About 2.5 miles into the cool down, I started bonking hard!  I felt like I had zero glycogen and very low blood sugar.  Around mile 3 we passed a course aid station that they were packing up and I stopped and asked them if they had gels, and they did!  They gave me a package of fruit snacks, a package of chews, and a gel.  I was laughing that I was going to have to eat 3 things just to get through the final 2 miles of my cool down.  Once I got the fruit snacks down I started feeling better, although I was still 100% ready to be done.  But once we got to about 4.5 I guess the sugar was in my system and I felt okay again.  This was definitely a lesson I needed to learn about fueling!  I can run 20+ easy miles fasted without a problem (although I know that's not ideal, I have done it many times), but once fast running is thrown into the mix I need so much more fuel!  Before the race I had a handful of Cheerios and most of a drink with 2 scoops of Ucan in water (also nuun energy but that's just electrolytes and caffeine), during the race I had a gel, and then between the race and cool down I had the rest of the Ucan.  That was not sufficient!  Next month when I do a half marathon race with a lot of miles after I am definitely getting up early enough to eat a full meal for breakfast and taking Ucan and gels with me on my cool down.  The final 2 miles of that cool down at 8:30ish pace was harder than the 12.4 miles at 6:25 pace!

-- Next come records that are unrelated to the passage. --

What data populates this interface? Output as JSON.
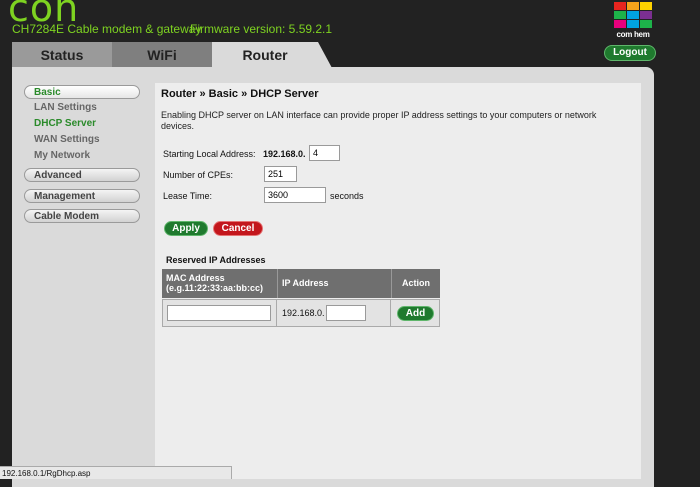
{
  "header": {
    "logo_partial": "con",
    "model": "CH7284E Cable modem & gateway",
    "firmware": "Firmware version: 5.59.2.1",
    "brand": {
      "label": "com hem",
      "colors": [
        "#e8251f",
        "#f6a21b",
        "#ffd200",
        "#1db34a",
        "#00a3e0",
        "#7b2f91",
        "#e8007d",
        "#00a3e0",
        "#1db34a"
      ]
    },
    "logout_label": "Logout"
  },
  "tabs": [
    {
      "label": "Status"
    },
    {
      "label": "WiFi"
    },
    {
      "label": "Router"
    }
  ],
  "sidebar": {
    "basic": "Basic",
    "basic_items": [
      "LAN Settings",
      "DHCP Server",
      "WAN Settings",
      "My Network"
    ],
    "advanced": "Advanced",
    "management": "Management",
    "cable_modem": "Cable Modem"
  },
  "main": {
    "breadcrumb": "Router » Basic » DHCP Server",
    "description": "Enabling DHCP server on LAN interface can provide proper IP address settings to your computers or network devices.",
    "starting_address_label": "Starting Local Address:",
    "starting_address_prefix": "192.168.0.",
    "starting_address_value": "4",
    "cpes_label": "Number of CPEs:",
    "cpes_value": "251",
    "lease_label": "Lease Time:",
    "lease_value": "3600",
    "lease_unit": "seconds",
    "apply_label": "Apply",
    "cancel_label": "Cancel",
    "reserved_title": "Reserved IP Addresses",
    "table": {
      "col_mac_line1": "MAC Address",
      "col_mac_line2": "(e.g.11:22:33:aa:bb:cc)",
      "col_ip": "IP Address",
      "col_action": "Action",
      "mac_value": "",
      "ip_prefix": "192.168.0.",
      "ip_value": "",
      "add_label": "Add"
    }
  },
  "status_bar": {
    "url": "192.168.0.1/RgDhcp.asp"
  }
}
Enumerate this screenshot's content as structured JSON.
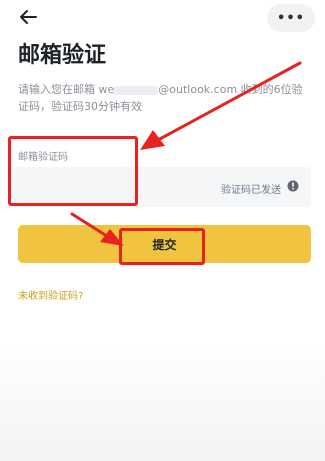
{
  "header": {
    "back_icon": "arrow-left-icon",
    "more_icon": "ellipsis-icon",
    "more_label": "•••"
  },
  "page": {
    "title": "邮箱验证",
    "description_prefix": "请输入您在邮箱 we",
    "description_suffix": "@outlook.com 收到的6位验证码，验证码30分钟有效"
  },
  "form": {
    "code_label": "邮箱验证码",
    "code_value": "",
    "sent_status": "验证码已发送",
    "info_icon": "info-circle-icon"
  },
  "submit": {
    "label": "提交"
  },
  "resend": {
    "link_text": "未收到验证码?"
  },
  "colors": {
    "accent": "#f0c43e",
    "annotation": "#e8231f",
    "link": "#c9a016"
  }
}
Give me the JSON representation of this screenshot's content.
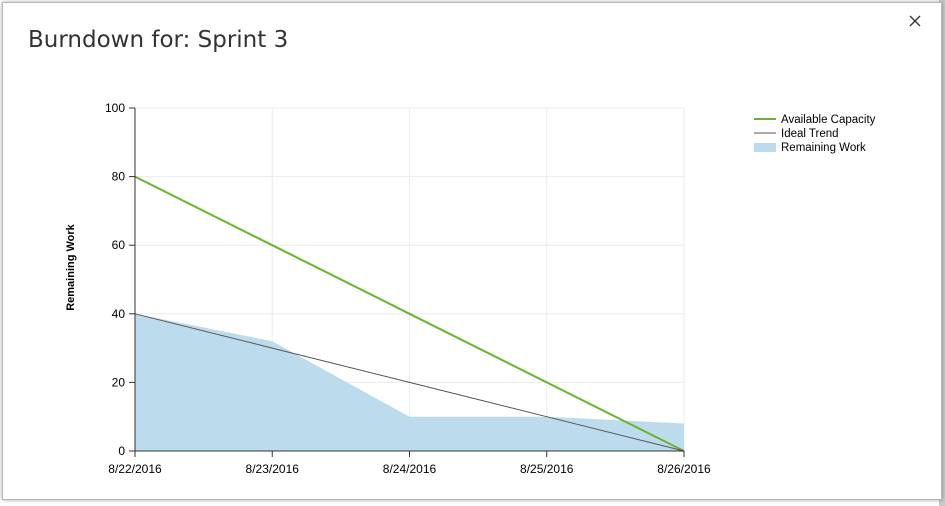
{
  "dialog": {
    "title": "Burndown for: Sprint 3",
    "close_icon": "close-icon"
  },
  "chart_data": {
    "type": "line",
    "title": "",
    "xlabel": "",
    "ylabel": "Remaining Work",
    "x": [
      "8/22/2016",
      "8/23/2016",
      "8/24/2016",
      "8/25/2016",
      "8/26/2016"
    ],
    "ylim": [
      0,
      100
    ],
    "yticks": [
      0,
      20,
      40,
      60,
      80,
      100
    ],
    "grid": true,
    "legend_position": "top-right",
    "series": [
      {
        "name": "Available Capacity",
        "kind": "line",
        "color": "#6bb32e",
        "values": [
          80,
          60,
          40,
          20,
          0
        ]
      },
      {
        "name": "Ideal Trend",
        "kind": "line",
        "color": "#555555",
        "values": [
          40,
          30,
          20,
          10,
          0
        ]
      },
      {
        "name": "Remaining Work",
        "kind": "area",
        "color": "#bcdcee",
        "values": [
          40,
          32,
          10,
          10,
          8
        ]
      }
    ]
  }
}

After finishing the cool down, we went inside to change, socialize, and eat the amazing post-race lunch!  Chicken noodle soup, grilled cheese, and cake have never tasted so good.

At the time I'm writing this, the official results have everyone in the 20k running about 2:15 faster than we actually did [2/9/21 update - the results have been corrected!].  If there is going to be a timing error, it's nice when it makes you faster, but with it being a record I'd sure like it to be correct!  I've had timing errors in the other direction (i.e., slower) with this results company too, so in a way it feels like I'm getting all of that time I was cheated out of back, but in the interest of full disclosure my time and record should be 1:19:40-something [corrected official gun time is 1:19:41].  I would buy 1:19:30-1:19:50 for watch error, but definitely not 1:17:32, unless we are talking grade adjusted.

I can't wait to do this race thing again!